The Color of Royalty
Tyrian Purple is prized for its non-fading pigment. In fact, it’s said to become brighter and more intense with age. Discovered in the 8th century BCE, Tyrian Purple has an interesting story behind it. While walking on a beach, Hercules’ dog ran to play with a mollusk that had washed up along the shore. When bit into, the mollusk stained the dog’s mouth with it’s “ink”. The “ink” is really a colorless secretion from the mollusk, but when exposed to air it morphs into a potent, purplish hue. The color was soon demanded for clothing dye.

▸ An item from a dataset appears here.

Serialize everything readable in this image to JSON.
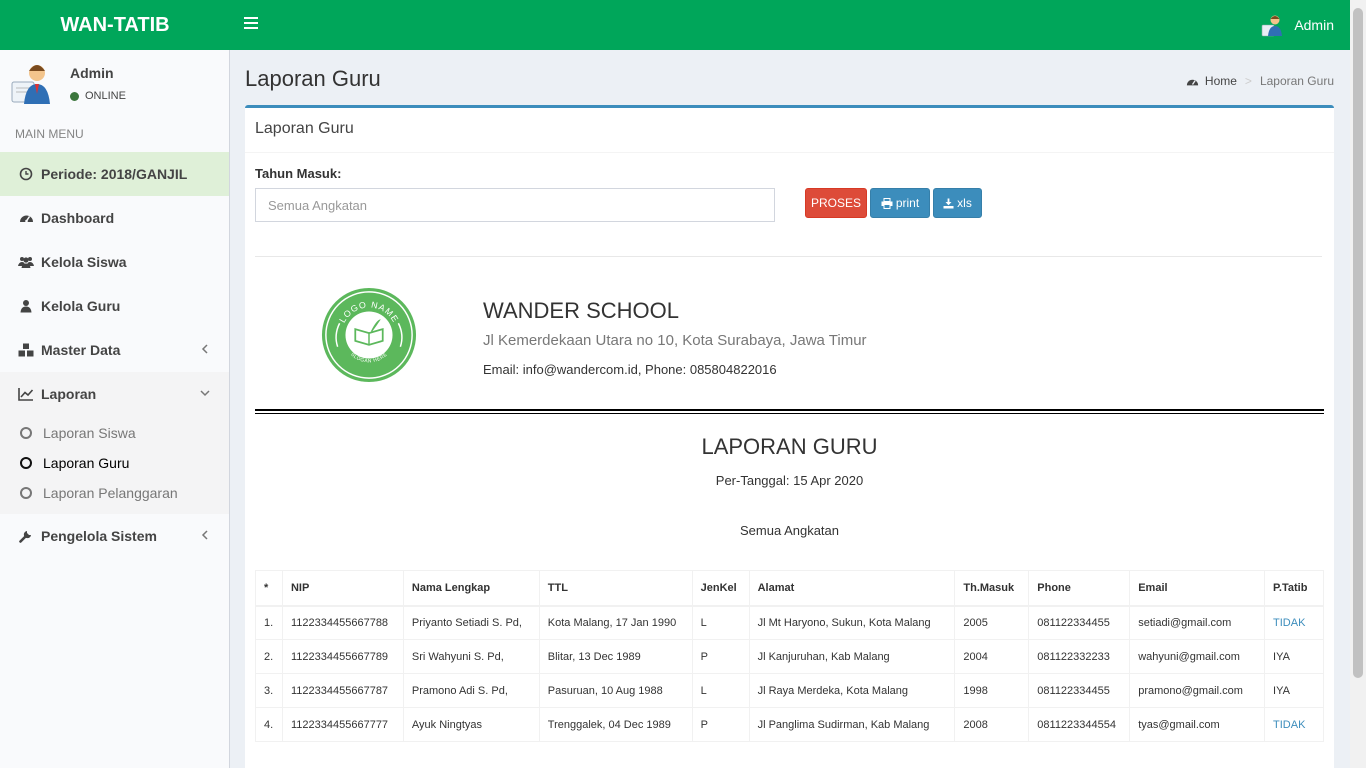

In order to dye a single garment, tens of thousands of these mollusks were required. The mollusks would be harvested, and then allowed to decay on the shore to collect the secretion. Due to the amount of mollusks needed, the dye was costly and only affordable to the elite. Laws were passed, prohibiting the amount of dye that could be harvested, and it soon became reserved exclusively for royalty.
Origin: Murex (Large Sea Snails)
A recent discovery on the island of Crete suggests that the Minoans may have pioneered the extraction of the purple centuries before the Tyrians, during the Middle Minoan period in the 20th–18th century BCE.